Data extract below:

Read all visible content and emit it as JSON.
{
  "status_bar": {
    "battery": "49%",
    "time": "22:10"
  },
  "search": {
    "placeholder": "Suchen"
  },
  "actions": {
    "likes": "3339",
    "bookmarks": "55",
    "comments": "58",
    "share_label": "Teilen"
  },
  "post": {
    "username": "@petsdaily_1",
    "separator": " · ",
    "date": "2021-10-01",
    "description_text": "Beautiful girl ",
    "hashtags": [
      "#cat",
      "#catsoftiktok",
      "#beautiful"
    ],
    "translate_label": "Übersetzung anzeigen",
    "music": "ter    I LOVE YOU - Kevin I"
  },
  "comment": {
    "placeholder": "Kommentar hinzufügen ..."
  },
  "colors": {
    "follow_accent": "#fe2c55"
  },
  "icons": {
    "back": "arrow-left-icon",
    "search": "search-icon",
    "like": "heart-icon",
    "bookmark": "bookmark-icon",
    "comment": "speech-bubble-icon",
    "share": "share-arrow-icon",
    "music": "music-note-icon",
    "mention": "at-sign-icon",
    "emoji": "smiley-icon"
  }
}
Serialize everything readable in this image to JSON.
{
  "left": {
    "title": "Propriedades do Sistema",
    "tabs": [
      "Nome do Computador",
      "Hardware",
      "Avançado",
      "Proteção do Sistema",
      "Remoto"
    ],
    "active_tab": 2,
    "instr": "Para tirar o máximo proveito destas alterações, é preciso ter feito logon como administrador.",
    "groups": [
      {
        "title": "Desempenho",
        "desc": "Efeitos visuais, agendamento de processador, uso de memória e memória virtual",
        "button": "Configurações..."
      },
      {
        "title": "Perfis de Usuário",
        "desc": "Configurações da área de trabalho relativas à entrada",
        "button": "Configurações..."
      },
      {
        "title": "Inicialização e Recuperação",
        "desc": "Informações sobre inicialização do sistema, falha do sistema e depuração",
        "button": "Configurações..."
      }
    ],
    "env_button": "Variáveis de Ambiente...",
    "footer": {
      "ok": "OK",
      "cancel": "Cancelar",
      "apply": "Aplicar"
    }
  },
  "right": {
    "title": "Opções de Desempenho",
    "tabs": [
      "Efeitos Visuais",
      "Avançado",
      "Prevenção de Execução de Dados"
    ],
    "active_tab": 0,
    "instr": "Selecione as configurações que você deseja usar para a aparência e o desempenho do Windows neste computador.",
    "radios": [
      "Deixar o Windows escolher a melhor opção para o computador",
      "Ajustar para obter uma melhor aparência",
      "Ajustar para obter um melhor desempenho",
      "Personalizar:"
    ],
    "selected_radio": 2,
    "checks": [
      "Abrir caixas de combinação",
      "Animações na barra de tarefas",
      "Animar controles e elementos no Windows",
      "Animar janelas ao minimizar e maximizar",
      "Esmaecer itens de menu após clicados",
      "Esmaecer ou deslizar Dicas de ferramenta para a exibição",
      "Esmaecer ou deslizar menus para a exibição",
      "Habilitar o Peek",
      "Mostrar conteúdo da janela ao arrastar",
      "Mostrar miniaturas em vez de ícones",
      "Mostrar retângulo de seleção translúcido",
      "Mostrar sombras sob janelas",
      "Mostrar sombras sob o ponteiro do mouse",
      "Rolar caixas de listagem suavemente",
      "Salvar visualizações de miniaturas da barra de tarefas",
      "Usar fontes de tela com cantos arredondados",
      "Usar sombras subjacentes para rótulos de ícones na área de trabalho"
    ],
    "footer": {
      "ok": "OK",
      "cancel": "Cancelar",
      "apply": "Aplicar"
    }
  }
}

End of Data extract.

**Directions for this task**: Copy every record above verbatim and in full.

**Response to the task**:
Read all visible content and emit it as JSON.
{
  "status_bar": {
    "battery": "49%",
    "time": "22:10"
  },
  "search": {
    "placeholder": "Suchen"
  },
  "actions": {
    "likes": "3339",
    "bookmarks": "55",
    "comments": "58",
    "share_label": "Teilen"
  },
  "post": {
    "username": "@petsdaily_1",
    "separator": " · ",
    "date": "2021-10-01",
    "description_text": "Beautiful girl ",
    "hashtags": [
      "#cat",
      "#catsoftiktok",
      "#beautiful"
    ],
    "translate_label": "Übersetzung anzeigen",
    "music": "ter    I LOVE YOU - Kevin I"
  },
  "comment": {
    "placeholder": "Kommentar hinzufügen ..."
  },
  "colors": {
    "follow_accent": "#fe2c55"
  },
  "icons": {
    "back": "arrow-left-icon",
    "search": "search-icon",
    "like": "heart-icon",
    "bookmark": "bookmark-icon",
    "comment": "speech-bubble-icon",
    "share": "share-arrow-icon",
    "music": "music-note-icon",
    "mention": "at-sign-icon",
    "emoji": "smiley-icon"
  }
}
Serialize everything readable in this image to JSON.
{
  "left": {
    "title": "Propriedades do Sistema",
    "tabs": [
      "Nome do Computador",
      "Hardware",
      "Avançado",
      "Proteção do Sistema",
      "Remoto"
    ],
    "active_tab": 2,
    "instr": "Para tirar o máximo proveito destas alterações, é preciso ter feito logon como administrador.",
    "groups": [
      {
        "title": "Desempenho",
        "desc": "Efeitos visuais, agendamento de processador, uso de memória e memória virtual",
        "button": "Configurações..."
      },
      {
        "title": "Perfis de Usuário",
        "desc": "Configurações da área de trabalho relativas à entrada",
        "button": "Configurações..."
      },
      {
        "title": "Inicialização e Recuperação",
        "desc": "Informações sobre inicialização do sistema, falha do sistema e depuração",
        "button": "Configurações..."
      }
    ],
    "env_button": "Variáveis de Ambiente...",
    "footer": {
      "ok": "OK",
      "cancel": "Cancelar",
      "apply": "Aplicar"
    }
  },
  "right": {
    "title": "Opções de Desempenho",
    "tabs": [
      "Efeitos Visuais",
      "Avançado",
      "Prevenção de Execução de Dados"
    ],
    "active_tab": 0,
    "instr": "Selecione as configurações que você deseja usar para a aparência e o desempenho do Windows neste computador.",
    "radios": [
      "Deixar o Windows escolher a melhor opção para o computador",
      "Ajustar para obter uma melhor aparência",
      "Ajustar para obter um melhor desempenho",
      "Personalizar:"
    ],
    "selected_radio": 2,
    "checks": [
      "Abrir caixas de combinação",
      "Animações na barra de tarefas",
      "Animar controles e elementos no Windows",
      "Animar janelas ao minimizar e maximizar",
      "Esmaecer itens de menu após clicados",
      "Esmaecer ou deslizar Dicas de ferramenta para a exibição",
      "Esmaecer ou deslizar menus para a exibição",
      "Habilitar o Peek",
      "Mostrar conteúdo da janela ao arrastar",
      "Mostrar miniaturas em vez de ícones",
      "Mostrar retângulo de seleção translúcido",
      "Mostrar sombras sob janelas",
      "Mostrar sombras sob o ponteiro do mouse",
      "Rolar caixas de listagem suavemente",
      "Salvar visualizações de miniaturas da barra de tarefas",
      "Usar fontes de tela com cantos arredondados",
      "Usar sombras subjacentes para rótulos de ícones na área de trabalho"
    ],
    "footer": {
      "ok": "OK",
      "cancel": "Cancelar",
      "apply": "Aplicar"
    }
  }
}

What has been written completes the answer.